## About this exercise:
Please reproduce the data exactly, excluding any pictures it contains.

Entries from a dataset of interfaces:

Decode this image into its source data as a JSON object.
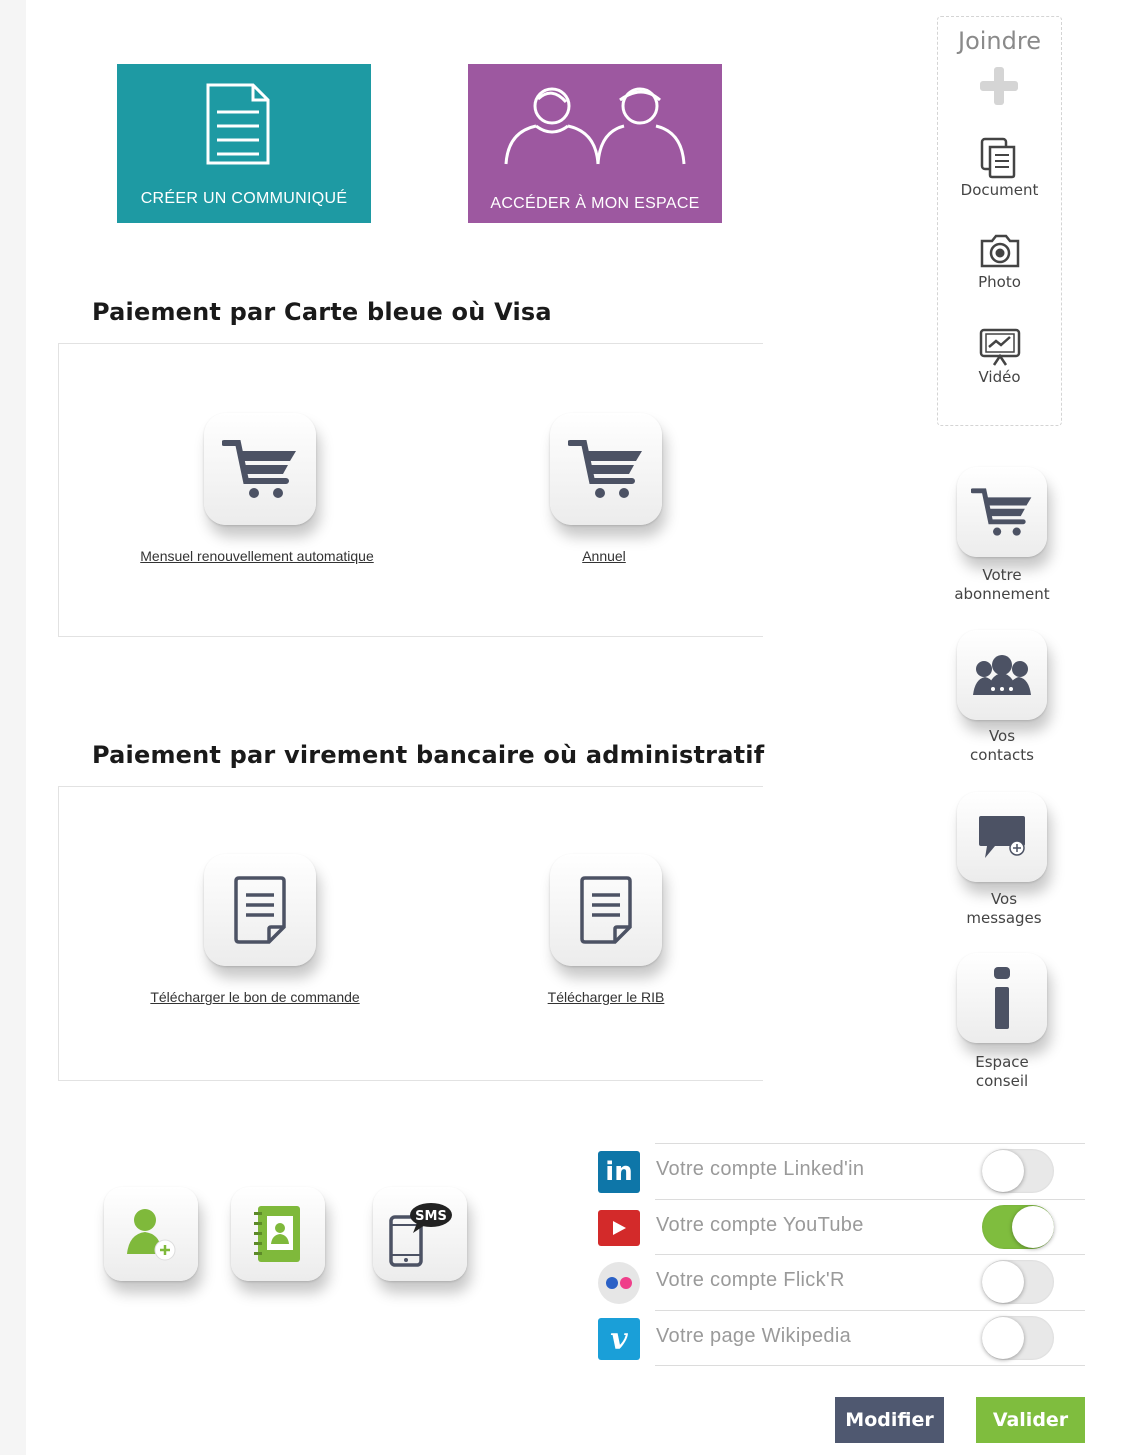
{
  "tiles": {
    "create_label": "CRÉER UN COMMUNIQUÉ",
    "space_label": "ACCÉDER À MON ESPACE"
  },
  "card_payment": {
    "title": "Paiement par Carte bleue où Visa",
    "monthly": "Mensuel renouvellement automatique",
    "annual": "Annuel"
  },
  "transfer_payment": {
    "title": "Paiement par virement bancaire où administratif",
    "order_form": "Télécharger le bon de commande",
    "rib": "Télécharger le RIB"
  },
  "attach": {
    "title": "Joindre",
    "document": "Document",
    "photo": "Photo",
    "video": "Vidéo"
  },
  "sidebar": {
    "subscription": [
      "Votre",
      "abonnement"
    ],
    "contacts": [
      "Vos",
      "contacts"
    ],
    "messages": [
      "Vos",
      "messages"
    ],
    "advice": [
      "Espace",
      "conseil"
    ]
  },
  "social": [
    {
      "label": "Votre compte Linked'in",
      "on": false,
      "color": "#0e76a8"
    },
    {
      "label": "Votre compte YouTube",
      "on": true,
      "color": "#d32a2a"
    },
    {
      "label": "Votre compte Flick'R",
      "on": false,
      "color": "#dedede"
    },
    {
      "label": "Votre page Wikipedia",
      "on": false,
      "color": "#1a9fd8"
    }
  ],
  "sms_badge": "SMS",
  "buttons": {
    "modify": "Modifier",
    "validate": "Valider"
  },
  "colors": {
    "teal": "#1e9aa3",
    "purple": "#9d58a0",
    "icon_gray": "#4c5264",
    "green": "#7fbd3e",
    "slate": "#4f5870"
  }
}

## Task solution:
Decode this image into its source data as a JSON object.
{
  "tiles": {
    "create_label": "CRÉER UN COMMUNIQUÉ",
    "space_label": "ACCÉDER À MON ESPACE"
  },
  "card_payment": {
    "title": "Paiement par Carte bleue où Visa",
    "monthly": "Mensuel renouvellement automatique",
    "annual": "Annuel"
  },
  "transfer_payment": {
    "title": "Paiement par virement bancaire où administratif",
    "order_form": "Télécharger le bon de commande",
    "rib": "Télécharger le RIB"
  },
  "attach": {
    "title": "Joindre",
    "document": "Document",
    "photo": "Photo",
    "video": "Vidéo"
  },
  "sidebar": {
    "subscription": [
      "Votre",
      "abonnement"
    ],
    "contacts": [
      "Vos",
      "contacts"
    ],
    "messages": [
      "Vos",
      "messages"
    ],
    "advice": [
      "Espace",
      "conseil"
    ]
  },
  "social": [
    {
      "label": "Votre compte Linked'in",
      "on": false,
      "color": "#0e76a8"
    },
    {
      "label": "Votre compte YouTube",
      "on": true,
      "color": "#d32a2a"
    },
    {
      "label": "Votre compte Flick'R",
      "on": false,
      "color": "#dedede"
    },
    {
      "label": "Votre page Wikipedia",
      "on": false,
      "color": "#1a9fd8"
    }
  ],
  "sms_badge": "SMS",
  "buttons": {
    "modify": "Modifier",
    "validate": "Valider"
  },
  "colors": {
    "teal": "#1e9aa3",
    "purple": "#9d58a0",
    "icon_gray": "#4c5264",
    "green": "#7fbd3e",
    "slate": "#4f5870"
  }
}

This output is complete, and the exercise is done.